START TASK DATA

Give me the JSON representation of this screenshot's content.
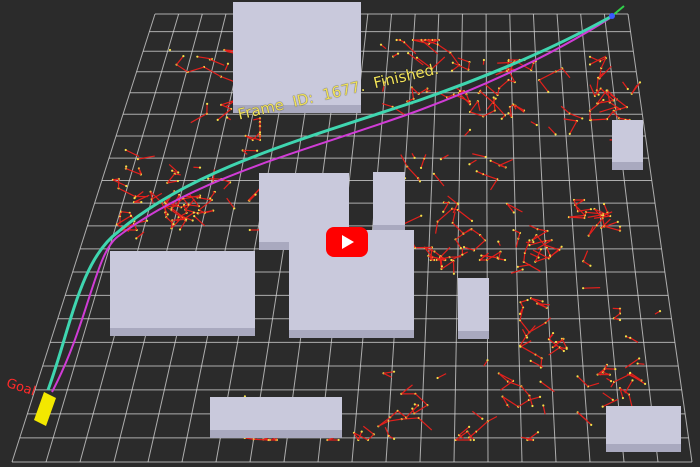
{
  "overlay": {
    "frame_text": "Frame  ID:  1677.  Finished.",
    "goal_label": "Goal"
  },
  "video": {
    "play_button": "play-icon"
  },
  "colors": {
    "background": "#2b2b2b",
    "grid": "#d9d9d9",
    "buildings": "#c9c9dc",
    "tree_edges": "#e3201c",
    "tree_nodes": "#f4e04a",
    "path_main": "#3fd6b0",
    "path_alt": "#d03cd6",
    "goal_marker": "#f3e800"
  }
}
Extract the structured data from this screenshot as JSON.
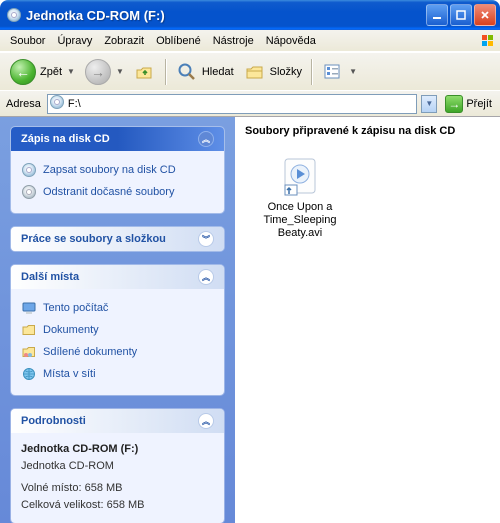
{
  "window": {
    "title": "Jednotka CD-ROM (F:)"
  },
  "menu": {
    "items": [
      "Soubor",
      "Úpravy",
      "Zobrazit",
      "Oblíbené",
      "Nástroje",
      "Nápověda"
    ]
  },
  "toolbar": {
    "back": "Zpět",
    "search": "Hledat",
    "folders": "Složky"
  },
  "address": {
    "label": "Adresa",
    "value": "F:\\",
    "go": "Přejít"
  },
  "panels": {
    "cdwrite": {
      "title": "Zápis na disk CD",
      "write": "Zapsat soubory na disk CD",
      "delete": "Odstranit dočasné soubory"
    },
    "filetasks": {
      "title": "Práce se soubory a složkou"
    },
    "places": {
      "title": "Další místa",
      "computer": "Tento počítač",
      "documents": "Dokumenty",
      "shared": "Sdílené dokumenty",
      "network": "Místa v síti"
    },
    "details": {
      "title": "Podrobnosti",
      "name": "Jednotka CD-ROM (F:)",
      "type": "Jednotka CD-ROM",
      "free": "Volné místo: 658 MB",
      "total": "Celková velikost: 658 MB"
    }
  },
  "right": {
    "header": "Soubory připravené k zápisu na disk CD",
    "file": {
      "name": "Once Upon a Time_Sleeping Beaty.avi"
    }
  }
}
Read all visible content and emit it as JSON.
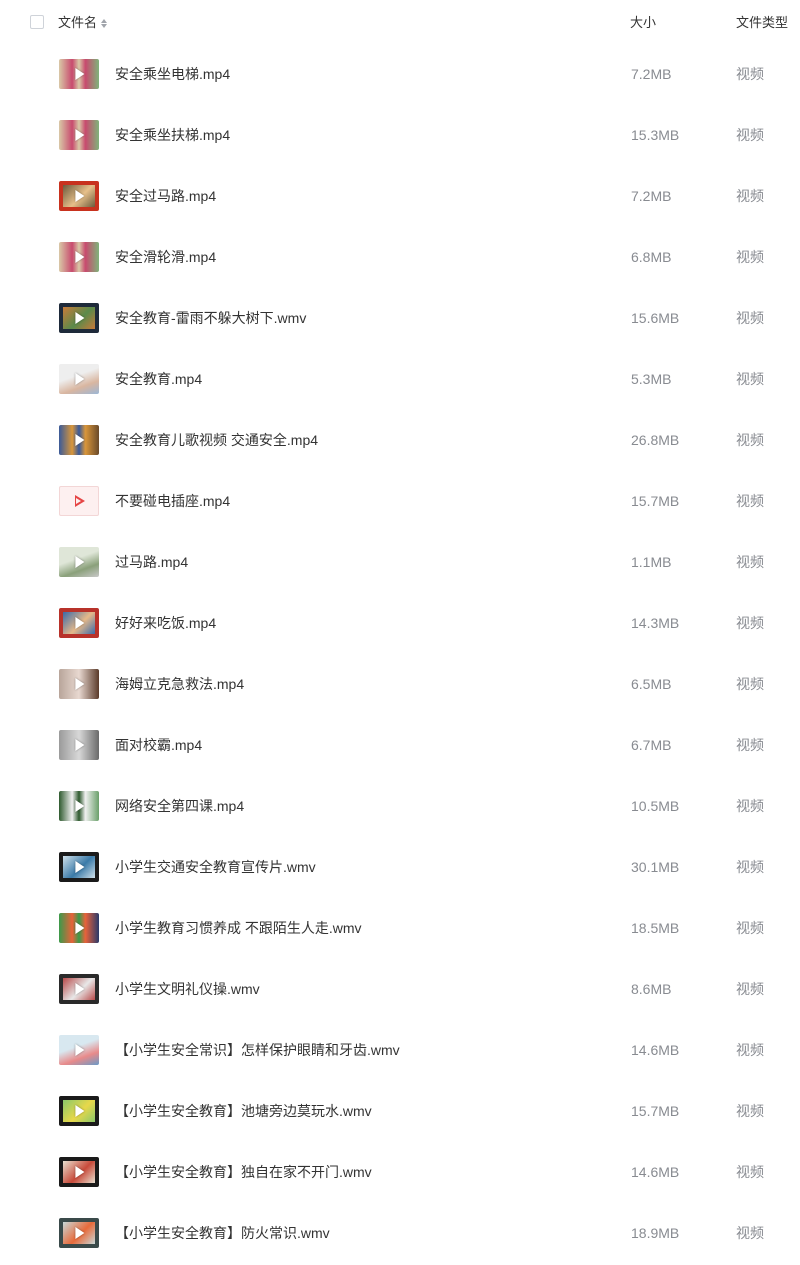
{
  "header": {
    "name_label": "文件名",
    "size_label": "大小",
    "type_label": "文件类型"
  },
  "files": [
    {
      "name": "安全乘坐电梯.mp4",
      "size": "7.2MB",
      "type": "视频",
      "thumb_style": "cartoon",
      "colors": [
        "#d9c9a7",
        "#c84a6e",
        "#7fb37a"
      ]
    },
    {
      "name": "安全乘坐扶梯.mp4",
      "size": "15.3MB",
      "type": "视频",
      "thumb_style": "cartoon",
      "colors": [
        "#d9c9a7",
        "#c84a6e",
        "#7fb37a"
      ]
    },
    {
      "name": "安全过马路.mp4",
      "size": "7.2MB",
      "type": "视频",
      "thumb_style": "framed",
      "colors": [
        "#c8321e",
        "#6b5a3c",
        "#e7c08a"
      ]
    },
    {
      "name": "安全滑轮滑.mp4",
      "size": "6.8MB",
      "type": "视频",
      "thumb_style": "cartoon",
      "colors": [
        "#d9c9a7",
        "#c84a6e",
        "#7fb37a"
      ]
    },
    {
      "name": "安全教育-雷雨不躲大树下.wmv",
      "size": "15.6MB",
      "type": "视频",
      "thumb_style": "framed",
      "colors": [
        "#1e2a3a",
        "#c87a3a",
        "#5a8a4a"
      ]
    },
    {
      "name": "安全教育.mp4",
      "size": "5.3MB",
      "type": "视频",
      "thumb_style": "light",
      "colors": [
        "#eeeeee",
        "#d9b6a0",
        "#9cb7d6"
      ]
    },
    {
      "name": "安全教育儿歌视频 交通安全.mp4",
      "size": "26.8MB",
      "type": "视频",
      "thumb_style": "cartoon",
      "colors": [
        "#3a5a9a",
        "#d9963a",
        "#6a4a2a"
      ]
    },
    {
      "name": "不要碰电插座.mp4",
      "size": "15.7MB",
      "type": "视频",
      "thumb_style": "plain",
      "colors": [
        "#fdf0f0",
        "#e54545",
        "#f3d6d6"
      ]
    },
    {
      "name": "过马路.mp4",
      "size": "1.1MB",
      "type": "视频",
      "thumb_style": "light",
      "colors": [
        "#dfe6d8",
        "#8aa07a",
        "#c9c9c9"
      ]
    },
    {
      "name": "好好来吃饭.mp4",
      "size": "14.3MB",
      "type": "视频",
      "thumb_style": "framed",
      "colors": [
        "#b8322a",
        "#3a6aa8",
        "#e6b98a"
      ]
    },
    {
      "name": "海姆立克急救法.mp4",
      "size": "6.5MB",
      "type": "视频",
      "thumb_style": "photo",
      "colors": [
        "#b8a59a",
        "#e8d8d0",
        "#5a3a2a"
      ]
    },
    {
      "name": "面对校霸.mp4",
      "size": "6.7MB",
      "type": "视频",
      "thumb_style": "photo",
      "colors": [
        "#9a9a9a",
        "#d8d8d8",
        "#6a6a6a"
      ]
    },
    {
      "name": "网络安全第四课.mp4",
      "size": "10.5MB",
      "type": "视频",
      "thumb_style": "cartoon",
      "colors": [
        "#2e5a2e",
        "#f0f0f0",
        "#6aa06a"
      ]
    },
    {
      "name": "小学生交通安全教育宣传片.wmv",
      "size": "30.1MB",
      "type": "视频",
      "thumb_style": "framed",
      "colors": [
        "#1a1a1a",
        "#cfe0ea",
        "#3a7aa8"
      ]
    },
    {
      "name": "小学生教育习惯养成  不跟陌生人走.wmv",
      "size": "18.5MB",
      "type": "视频",
      "thumb_style": "cartoon",
      "colors": [
        "#3a9a4a",
        "#e8623a",
        "#2a3a6a"
      ]
    },
    {
      "name": "小学生文明礼仪操.wmv",
      "size": "8.6MB",
      "type": "视频",
      "thumb_style": "framed",
      "colors": [
        "#2a2a2a",
        "#b84a4a",
        "#e8e8e8"
      ]
    },
    {
      "name": "【小学生安全常识】怎样保护眼睛和牙齿.wmv",
      "size": "14.6MB",
      "type": "视频",
      "thumb_style": "light",
      "colors": [
        "#d8e8f0",
        "#e88a8a",
        "#6a9ac8"
      ]
    },
    {
      "name": "【小学生安全教育】池塘旁边莫玩水.wmv",
      "size": "15.7MB",
      "type": "视频",
      "thumb_style": "framed",
      "colors": [
        "#1a1a1a",
        "#8ac86a",
        "#e8d84a"
      ]
    },
    {
      "name": "【小学生安全教育】独自在家不开门.wmv",
      "size": "14.6MB",
      "type": "视频",
      "thumb_style": "framed",
      "colors": [
        "#1a1a1a",
        "#e8e0d0",
        "#c84a3a"
      ]
    },
    {
      "name": "【小学生安全教育】防火常识.wmv",
      "size": "18.9MB",
      "type": "视频",
      "thumb_style": "framed",
      "colors": [
        "#3a4a4a",
        "#c8d8d8",
        "#e86a3a"
      ]
    }
  ]
}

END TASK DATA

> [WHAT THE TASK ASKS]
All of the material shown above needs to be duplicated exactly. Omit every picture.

> [TASK RESPONSE]
Give me the JSON representation of this screenshot's content.
{
  "overlay": {
    "frame_text": "Frame  ID:  1677.  Finished.",
    "goal_label": "Goal"
  },
  "video": {
    "play_button": "play-icon"
  },
  "colors": {
    "background": "#2b2b2b",
    "grid": "#d9d9d9",
    "buildings": "#c9c9dc",
    "tree_edges": "#e3201c",
    "tree_nodes": "#f4e04a",
    "path_main": "#3fd6b0",
    "path_alt": "#d03cd6",
    "goal_marker": "#f3e800"
  }
}
Extract the structured data from this screenshot as JSON.
{
  "window": {
    "title": "Jednotka CD-ROM (F:)"
  },
  "menu": {
    "items": [
      "Soubor",
      "Úpravy",
      "Zobrazit",
      "Oblíbené",
      "Nástroje",
      "Nápověda"
    ]
  },
  "toolbar": {
    "back": "Zpět",
    "search": "Hledat",
    "folders": "Složky"
  },
  "address": {
    "label": "Adresa",
    "value": "F:\\",
    "go": "Přejít"
  },
  "panels": {
    "cdwrite": {
      "title": "Zápis na disk CD",
      "write": "Zapsat soubory na disk CD",
      "delete": "Odstranit dočasné soubory"
    },
    "filetasks": {
      "title": "Práce se soubory a složkou"
    },
    "places": {
      "title": "Další místa",
      "computer": "Tento počítač",
      "documents": "Dokumenty",
      "shared": "Sdílené dokumenty",
      "network": "Místa v síti"
    },
    "details": {
      "title": "Podrobnosti",
      "name": "Jednotka CD-ROM (F:)",
      "type": "Jednotka CD-ROM",
      "free": "Volné místo: 658 MB",
      "total": "Celková velikost: 658 MB"
    }
  },
  "right": {
    "header": "Soubory připravené k zápisu na disk CD",
    "file": {
      "name": "Once Upon a Time_Sleeping Beaty.avi"
    }
  }
}
Read all visible content and emit it as JSON.
{
  "header": {
    "name_label": "文件名",
    "size_label": "大小",
    "type_label": "文件类型"
  },
  "files": [
    {
      "name": "安全乘坐电梯.mp4",
      "size": "7.2MB",
      "type": "视频",
      "thumb_style": "cartoon",
      "colors": [
        "#d9c9a7",
        "#c84a6e",
        "#7fb37a"
      ]
    },
    {
      "name": "安全乘坐扶梯.mp4",
      "size": "15.3MB",
      "type": "视频",
      "thumb_style": "cartoon",
      "colors": [
        "#d9c9a7",
        "#c84a6e",
        "#7fb37a"
      ]
    },
    {
      "name": "安全过马路.mp4",
      "size": "7.2MB",
      "type": "视频",
      "thumb_style": "framed",
      "colors": [
        "#c8321e",
        "#6b5a3c",
        "#e7c08a"
      ]
    },
    {
      "name": "安全滑轮滑.mp4",
      "size": "6.8MB",
      "type": "视频",
      "thumb_style": "cartoon",
      "colors": [
        "#d9c9a7",
        "#c84a6e",
        "#7fb37a"
      ]
    },
    {
      "name": "安全教育-雷雨不躲大树下.wmv",
      "size": "15.6MB",
      "type": "视频",
      "thumb_style": "framed",
      "colors": [
        "#1e2a3a",
        "#c87a3a",
        "#5a8a4a"
      ]
    },
    {
      "name": "安全教育.mp4",
      "size": "5.3MB",
      "type": "视频",
      "thumb_style": "light",
      "colors": [
        "#eeeeee",
        "#d9b6a0",
        "#9cb7d6"
      ]
    },
    {
      "name": "安全教育儿歌视频 交通安全.mp4",
      "size": "26.8MB",
      "type": "视频",
      "thumb_style": "cartoon",
      "colors": [
        "#3a5a9a",
        "#d9963a",
        "#6a4a2a"
      ]
    },
    {
      "name": "不要碰电插座.mp4",
      "size": "15.7MB",
      "type": "视频",
      "thumb_style": "plain",
      "colors": [
        "#fdf0f0",
        "#e54545",
        "#f3d6d6"
      ]
    },
    {
      "name": "过马路.mp4",
      "size": "1.1MB",
      "type": "视频",
      "thumb_style": "light",
      "colors": [
        "#dfe6d8",
        "#8aa07a",
        "#c9c9c9"
      ]
    },
    {
      "name": "好好来吃饭.mp4",
      "size": "14.3MB",
      "type": "视频",
      "thumb_style": "framed",
      "colors": [
        "#b8322a",
        "#3a6aa8",
        "#e6b98a"
      ]
    },
    {
      "name": "海姆立克急救法.mp4",
      "size": "6.5MB",
      "type": "视频",
      "thumb_style": "photo",
      "colors": [
        "#b8a59a",
        "#e8d8d0",
        "#5a3a2a"
      ]
    },
    {
      "name": "面对校霸.mp4",
      "size": "6.7MB",
      "type": "视频",
      "thumb_style": "photo",
      "colors": [
        "#9a9a9a",
        "#d8d8d8",
        "#6a6a6a"
      ]
    },
    {
      "name": "网络安全第四课.mp4",
      "size": "10.5MB",
      "type": "视频",
      "thumb_style": "cartoon",
      "colors": [
        "#2e5a2e",
        "#f0f0f0",
        "#6aa06a"
      ]
    },
    {
      "name": "小学生交通安全教育宣传片.wmv",
      "size": "30.1MB",
      "type": "视频",
      "thumb_style": "framed",
      "colors": [
        "#1a1a1a",
        "#cfe0ea",
        "#3a7aa8"
      ]
    },
    {
      "name": "小学生教育习惯养成  不跟陌生人走.wmv",
      "size": "18.5MB",
      "type": "视频",
      "thumb_style": "cartoon",
      "colors": [
        "#3a9a4a",
        "#e8623a",
        "#2a3a6a"
      ]
    },
    {
      "name": "小学生文明礼仪操.wmv",
      "size": "8.6MB",
      "type": "视频",
      "thumb_style": "framed",
      "colors": [
        "#2a2a2a",
        "#b84a4a",
        "#e8e8e8"
      ]
    },
    {
      "name": "【小学生安全常识】怎样保护眼睛和牙齿.wmv",
      "size": "14.6MB",
      "type": "视频",
      "thumb_style": "light",
      "colors": [
        "#d8e8f0",
        "#e88a8a",
        "#6a9ac8"
      ]
    },
    {
      "name": "【小学生安全教育】池塘旁边莫玩水.wmv",
      "size": "15.7MB",
      "type": "视频",
      "thumb_style": "framed",
      "colors": [
        "#1a1a1a",
        "#8ac86a",
        "#e8d84a"
      ]
    },
    {
      "name": "【小学生安全教育】独自在家不开门.wmv",
      "size": "14.6MB",
      "type": "视频",
      "thumb_style": "framed",
      "colors": [
        "#1a1a1a",
        "#e8e0d0",
        "#c84a3a"
      ]
    },
    {
      "name": "【小学生安全教育】防火常识.wmv",
      "size": "18.9MB",
      "type": "视频",
      "thumb_style": "framed",
      "colors": [
        "#3a4a4a",
        "#c8d8d8",
        "#e86a3a"
      ]
    }
  ]
}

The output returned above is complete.